the Planck scale.
A new experiment called the Fermilab Holometer will study physics at the Planck scale,
the deepest layer of reality we can explore with the tools of conventional physics. The
Planck scale defines the intersection of two realms of physics: the quantum world, which
describes the fundamental particle/wave behavior of all forms of mass and energy; and
spacetime physics or relativity, which describes the large-scale space and time within which
the mass and energy move and transform.
Planck-energy particles are impossible to study at particle accelerators because they
have such high energies—about 1016 TeV. The Fermilab Holometer will study Planck-scale
physics indirectly by detecting directionally coherent quantum noise in spacetime position.
With collaborators from the gravitational-wave community, Fermilab is developing this
new experimental capability using intense, ultra-stable laser cavities and interferometers.
The Holometer will start taking data in late 2012 and will run for several years.
The target precision of the Holometer is set by the Planckian amplitude of predicted
"holographic noise" in spacetime. If holographic noise exists, it causes the difference of
position compared in two different directions to wander randomly, by about a Planck length
every Planck time. Although the Planck length itself is far too small to see directly, the
effect of the accumulated wandering over the light crossing time of the 40-meter apparatus—a few attometers in a fraction of a microsecond—can be detected. The holometer will
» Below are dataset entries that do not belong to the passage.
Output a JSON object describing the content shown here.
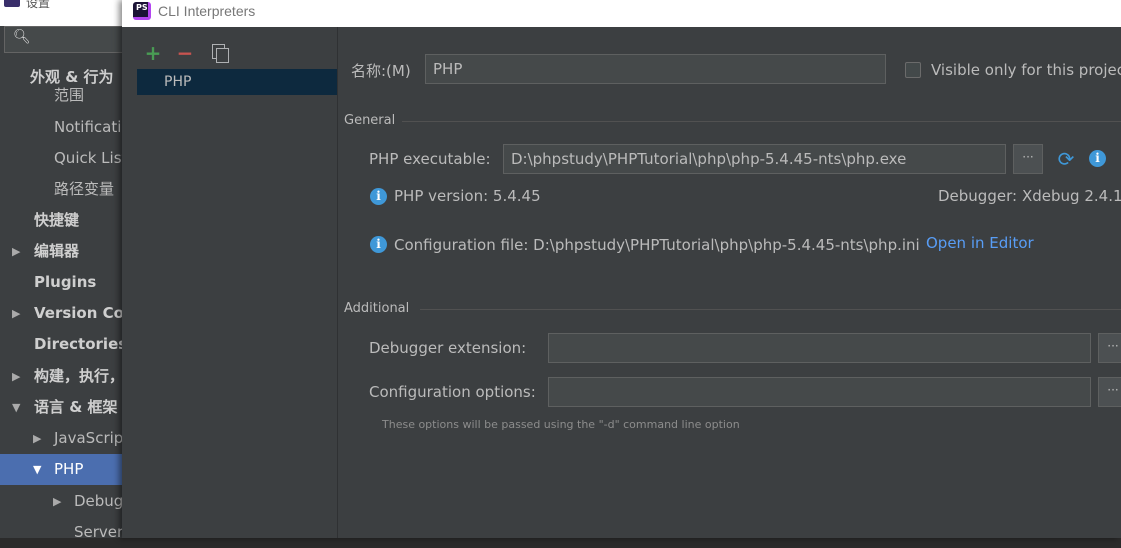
{
  "settings": {
    "title": "设置",
    "tree": [
      {
        "label": "外观 & 行为",
        "bold": true,
        "arrow": ""
      },
      {
        "label": "范围",
        "bold": false,
        "arrow": ""
      },
      {
        "label": "Notifications",
        "bold": false,
        "arrow": ""
      },
      {
        "label": "Quick Lists",
        "bold": false,
        "arrow": ""
      },
      {
        "label": "路径变量",
        "bold": false,
        "arrow": ""
      },
      {
        "label": "快捷键",
        "bold": true,
        "arrow": ""
      },
      {
        "label": "编辑器",
        "bold": true,
        "arrow": "▶"
      },
      {
        "label": "Plugins",
        "bold": true,
        "arrow": ""
      },
      {
        "label": "Version Control",
        "bold": true,
        "arrow": "▶"
      },
      {
        "label": "Directories",
        "bold": true,
        "arrow": ""
      },
      {
        "label": "构建，执行，部署",
        "bold": true,
        "arrow": "▶"
      },
      {
        "label": "语言 & 框架",
        "bold": true,
        "arrow": "▼"
      },
      {
        "label": "JavaScript",
        "bold": false,
        "arrow": "▶"
      },
      {
        "label": "PHP",
        "bold": false,
        "arrow": "▼"
      },
      {
        "label": "Debug",
        "bold": false,
        "arrow": "▶"
      },
      {
        "label": "Servers",
        "bold": false,
        "arrow": ""
      }
    ]
  },
  "dialog": {
    "title": "CLI Interpreters",
    "app_icon_text": "PS",
    "toolbar": {
      "add_label": "+",
      "remove_label": "−"
    },
    "interpreters": [
      {
        "name": "PHP"
      }
    ],
    "name_label": "名称:(M)",
    "name_value": "PHP",
    "visible_only_label": "Visible only for this project",
    "general": {
      "section_label": "General",
      "executable_label": "PHP executable:",
      "executable_value": "D:\\phpstudy\\PHPTutorial\\php\\php-5.4.45-nts\\php.exe",
      "browse_label": "···",
      "php_version_label": "PHP version: 5.4.45",
      "debugger_label": "Debugger:",
      "debugger_value": "Xdebug 2.4.1",
      "config_file_label": "Configuration file: D:\\phpstudy\\PHPTutorial\\php\\php-5.4.45-nts\\php.ini",
      "open_in_editor_label": "Open in Editor"
    },
    "additional": {
      "section_label": "Additional",
      "debugger_ext_label": "Debugger extension:",
      "debugger_ext_value": "",
      "config_options_label": "Configuration options:",
      "config_options_value": "",
      "browse_label": "···",
      "hint": "These options will be passed using the \"-d\" command line option"
    }
  },
  "colors": {
    "panel": "#3c3f41",
    "selection": "#4b6eaf",
    "list_selection": "#0d293e",
    "link": "#589df6",
    "info": "#3f98d8"
  }
}
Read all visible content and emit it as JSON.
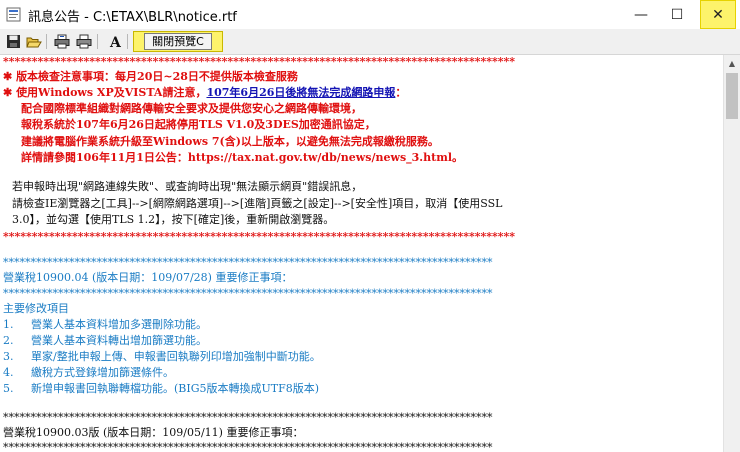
{
  "window": {
    "title": "訊息公告 - C:\\ETAX\\BLR\\notice.rtf",
    "minimize": "—",
    "maximize": "☐",
    "close": "✕"
  },
  "toolbar": {
    "close_preview_label": "關閉預覽C"
  },
  "notice": {
    "stars_red": "*****************************************************************************************",
    "stars_blue": "*****************************************************************************************",
    "stars_black": "*****************************************************************************************",
    "version_line": "版本檢查注意事項：每月20日~28日不提供版本檢查服務",
    "xp_line_prefix": "使用Windows XP及VISTA請注意，",
    "xp_link": "107年6月26日後將無法完成網路申報",
    "xp_line_suffix": "：",
    "red_lines": [
      "配合國際標準組織對網路傳輸安全要求及提供您安心之網路傳輸環境，",
      "報稅系統於107年6月26日起將停用TLS V1.0及3DES加密通訊協定，",
      "建議將電腦作業系統升級至Windows 7(含)以上版本，以避免無法完成報繳稅服務。",
      "詳情請參閱106年11月1日公告：https://tax.nat.gov.tw/db/news/news_3.html。"
    ],
    "black_lines": [
      "若申報時出現\"網路連線失敗\"、或查詢時出現\"無法顯示網頁\"錯誤訊息，",
      "請檢查IE瀏覽器之[工具]-->[網際網路選項]-->[進階]頁籤之[設定]-->[安全性]項目，取消【使用SSL",
      "3.0】，並勾選【使用TLS 1.2】，按下[確定]後，重新開啟瀏覽器。"
    ],
    "section1_header": "營業稅10900.04 (版本日期：109/07/28) 重要修正事項：",
    "section1_subtitle": "主要修改項目",
    "section1_items": [
      {
        "num": "1.",
        "text": "營業人基本資料增加多選刪除功能。"
      },
      {
        "num": "2.",
        "text": "營業人基本資料轉出增加篩選功能。"
      },
      {
        "num": "3.",
        "text": "單家/整批申報上傳、申報書回執聯列印增加強制中斷功能。"
      },
      {
        "num": "4.",
        "text": "繳稅方式登錄增加篩選條件。"
      },
      {
        "num": "5.",
        "text": "新增申報書回執聯轉檔功能。(BIG5版本轉換成UTF8版本)"
      }
    ],
    "section2_header": "營業稅10900.03版 (版本日期：109/05/11) 重要修正事項："
  }
}
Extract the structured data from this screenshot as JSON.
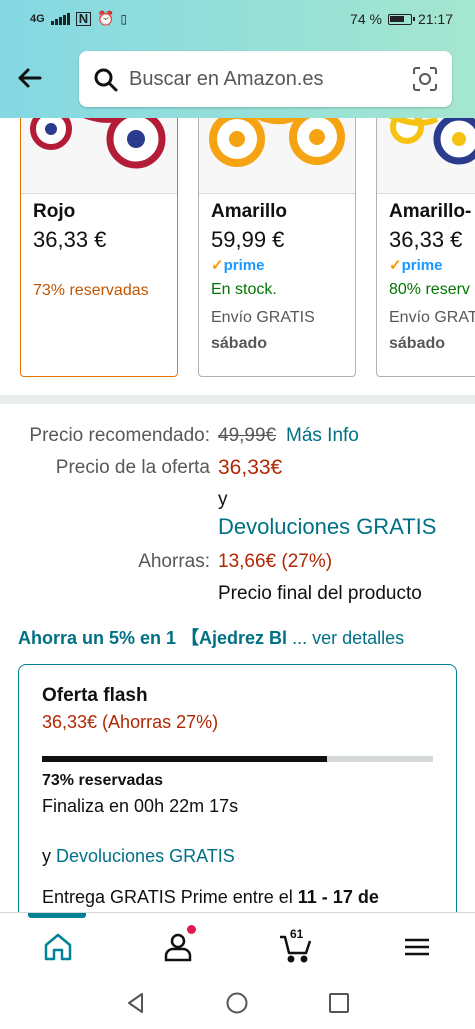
{
  "status_bar": {
    "network": "4G",
    "battery_percent": "74 %",
    "time": "21:17"
  },
  "header": {
    "search_placeholder": "Buscar en Amazon.es"
  },
  "variants": [
    {
      "name": "Rojo",
      "price": "36,33 €",
      "prime": false,
      "line1": "73% reservadas",
      "line1_color": "#c45500",
      "line2": "",
      "line3": "",
      "selected": true
    },
    {
      "name": "Amarillo",
      "price": "59,99 €",
      "prime": true,
      "line1": "En stock.",
      "line1_color": "#007600",
      "line2": "Envío GRATIS",
      "line3": "sábado",
      "selected": false
    },
    {
      "name": "Amarillo-",
      "price": "36,33 €",
      "prime": true,
      "line1": "80% reserv",
      "line1_color": "#007600",
      "line2": "Envío GRAT",
      "line3": "sábado",
      "selected": false
    }
  ],
  "prime_label": "prime",
  "pricing": {
    "recommended_label": "Precio recomendado:",
    "recommended_value": "49,99€",
    "more_info": "Más Info",
    "offer_label": "Precio de la oferta",
    "offer_value": "36,33€",
    "and": "y",
    "free_returns": "Devoluciones GRATIS",
    "savings_label": "Ahorras:",
    "savings_value": "13,66€ (27%)",
    "final_price_note": "Precio final del producto"
  },
  "promo": {
    "text": "Ahorra un 5% en 1 【Ajedrez Bl",
    "more": "... ver detalles"
  },
  "flash_deal": {
    "title": "Oferta flash",
    "price": "36,33€ (Ahorras 27%)",
    "claimed_percent": 73,
    "claimed_label": "73% reservadas",
    "ends": "Finaliza en 00h 22m 17s",
    "returns_prefix": "y",
    "returns_link": "Devoluciones GRATIS",
    "delivery_prefix": "Entrega GRATIS Prime entre el",
    "delivery_dates": "11 - 17 de"
  },
  "bottom_nav": {
    "cart_count": "61",
    "items": [
      "home-icon",
      "account-icon",
      "cart-icon",
      "menu-icon"
    ]
  },
  "colors": {
    "accent_teal": "#008296",
    "link": "#007185",
    "price_red": "#b12704",
    "selected_border": "#e77600"
  }
}
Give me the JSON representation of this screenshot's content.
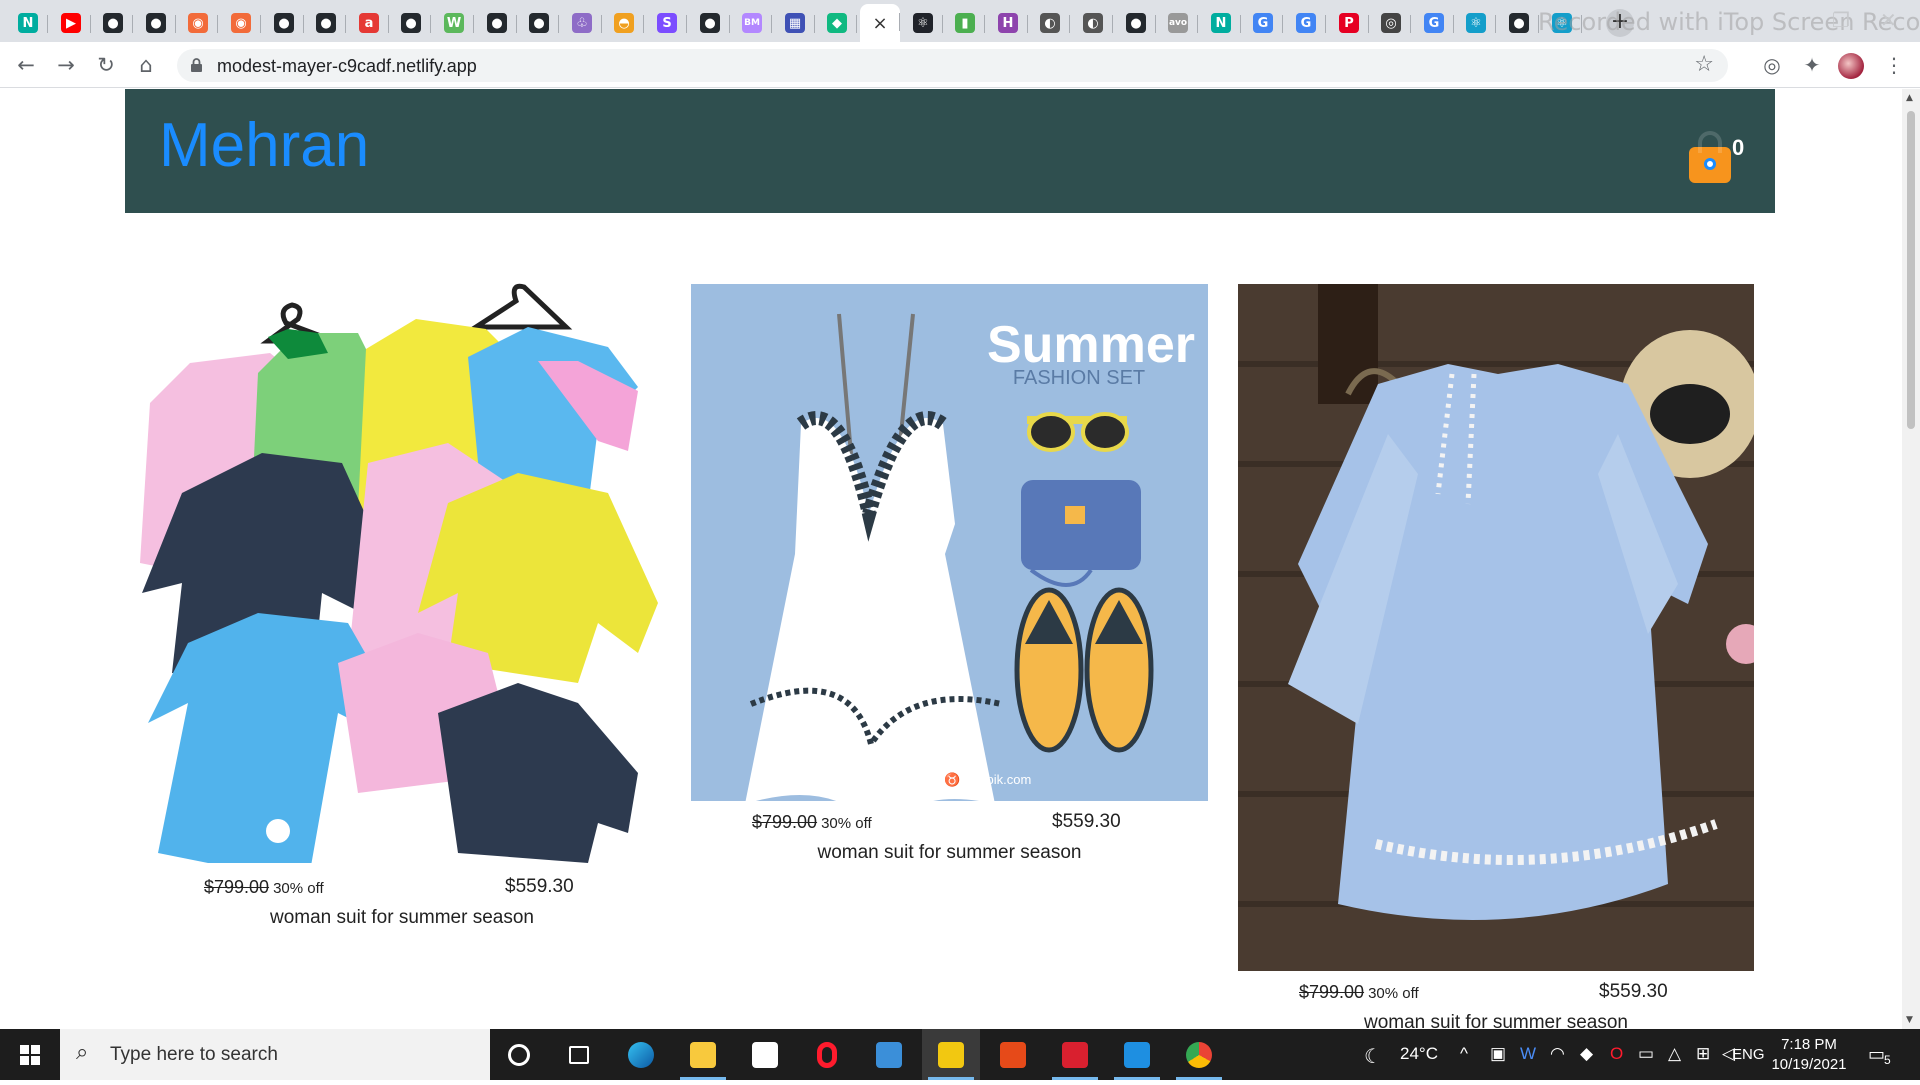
{
  "browser": {
    "tabs": [
      {
        "icon": "netlify-icon",
        "glyph": "N",
        "color": "#00ad9f"
      },
      {
        "icon": "youtube-icon",
        "glyph": "▶",
        "color": "#ff0000"
      },
      {
        "icon": "github-icon",
        "glyph": "●",
        "color": "#24292e"
      },
      {
        "icon": "github-icon",
        "glyph": "●",
        "color": "#24292e"
      },
      {
        "icon": "app-icon",
        "glyph": "◉",
        "color": "#f26b3a"
      },
      {
        "icon": "app-icon",
        "glyph": "◉",
        "color": "#f26b3a"
      },
      {
        "icon": "github-icon",
        "glyph": "●",
        "color": "#24292e"
      },
      {
        "icon": "github-icon",
        "glyph": "●",
        "color": "#24292e"
      },
      {
        "icon": "app-icon",
        "glyph": "a",
        "color": "#e53935"
      },
      {
        "icon": "github-icon",
        "glyph": "●",
        "color": "#24292e"
      },
      {
        "icon": "app-icon",
        "glyph": "W",
        "color": "#5cb85c"
      },
      {
        "icon": "github-icon",
        "glyph": "●",
        "color": "#24292e"
      },
      {
        "icon": "github-icon",
        "glyph": "●",
        "color": "#24292e"
      },
      {
        "icon": "app-icon",
        "glyph": "♧",
        "color": "#8e6cc7"
      },
      {
        "icon": "app-icon",
        "glyph": "◓",
        "color": "#f0a020"
      },
      {
        "icon": "app-icon",
        "glyph": "S",
        "color": "#7c4dff"
      },
      {
        "icon": "github-icon",
        "glyph": "●",
        "color": "#24292e"
      },
      {
        "icon": "app-icon",
        "glyph": "BM",
        "color": "#b388ff"
      },
      {
        "icon": "app-icon",
        "glyph": "▦",
        "color": "#3f51b5"
      },
      {
        "icon": "app-icon",
        "glyph": "◆",
        "color": "#10b981"
      },
      {
        "icon": "close-icon",
        "glyph": "×",
        "color": "#ffffff",
        "active": true
      },
      {
        "icon": "react-icon",
        "glyph": "⚛",
        "color": "#20232a"
      },
      {
        "icon": "mongodb-icon",
        "glyph": "▮",
        "color": "#4caf50"
      },
      {
        "icon": "app-icon",
        "glyph": "H",
        "color": "#8e44ad"
      },
      {
        "icon": "globe-icon",
        "glyph": "◐",
        "color": "#555555"
      },
      {
        "icon": "globe-icon",
        "glyph": "◐",
        "color": "#555555"
      },
      {
        "icon": "github-icon",
        "glyph": "●",
        "color": "#24292e"
      },
      {
        "icon": "app-icon",
        "glyph": "avo",
        "color": "#999999"
      },
      {
        "icon": "netlify-icon",
        "glyph": "N",
        "color": "#00ad9f"
      },
      {
        "icon": "google-icon",
        "glyph": "G",
        "color": "#4285f4"
      },
      {
        "icon": "google-icon",
        "glyph": "G",
        "color": "#4285f4"
      },
      {
        "icon": "pinterest-icon",
        "glyph": "P",
        "color": "#e60023"
      },
      {
        "icon": "app-icon",
        "glyph": "◎",
        "color": "#444444"
      },
      {
        "icon": "google-icon",
        "glyph": "G",
        "color": "#4285f4"
      },
      {
        "icon": "react-icon",
        "glyph": "⚛",
        "color": "#149eca"
      },
      {
        "icon": "github-icon",
        "glyph": "●",
        "color": "#24292e"
      },
      {
        "icon": "react-icon",
        "glyph": "⚛",
        "color": "#149eca"
      }
    ],
    "new_tab": "+",
    "watermark": "Recorded with iTop Screen Recorder",
    "url": "modest-mayer-c9cadf.netlify.app"
  },
  "site": {
    "brand": "Mehran",
    "cart_count": "0",
    "colors": {
      "header": "#2f4f4f",
      "brand": "#1a8cff",
      "cart": "#f7941d"
    }
  },
  "products": [
    {
      "image": "kids-clothes-illustration",
      "old_price": "$799.00",
      "discount": "30% off",
      "new_price": "$559.30",
      "title": "woman suit for summer season"
    },
    {
      "image": "summer-fashion-set",
      "image_title": "Summer",
      "image_subtitle": "FASHION SET",
      "image_credit": "designed by ♉ freepik.com",
      "old_price": "$799.00",
      "discount": "30% off",
      "new_price": "$559.30",
      "title": "woman suit for summer season"
    },
    {
      "image": "blue-blouse-photo",
      "old_price": "$799.00",
      "discount": "30% off",
      "new_price": "$559.30",
      "title": "woman suit for summer season"
    }
  ],
  "taskbar": {
    "search_placeholder": "Type here to search",
    "weather": "24°C",
    "language": "ENG",
    "time": "7:18 PM",
    "date": "10/19/2021",
    "notifications": "5"
  }
}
find out whether or not such noise exists in nature. If it does, it will be our first experimental
glimpse beyond spacetime as we know it.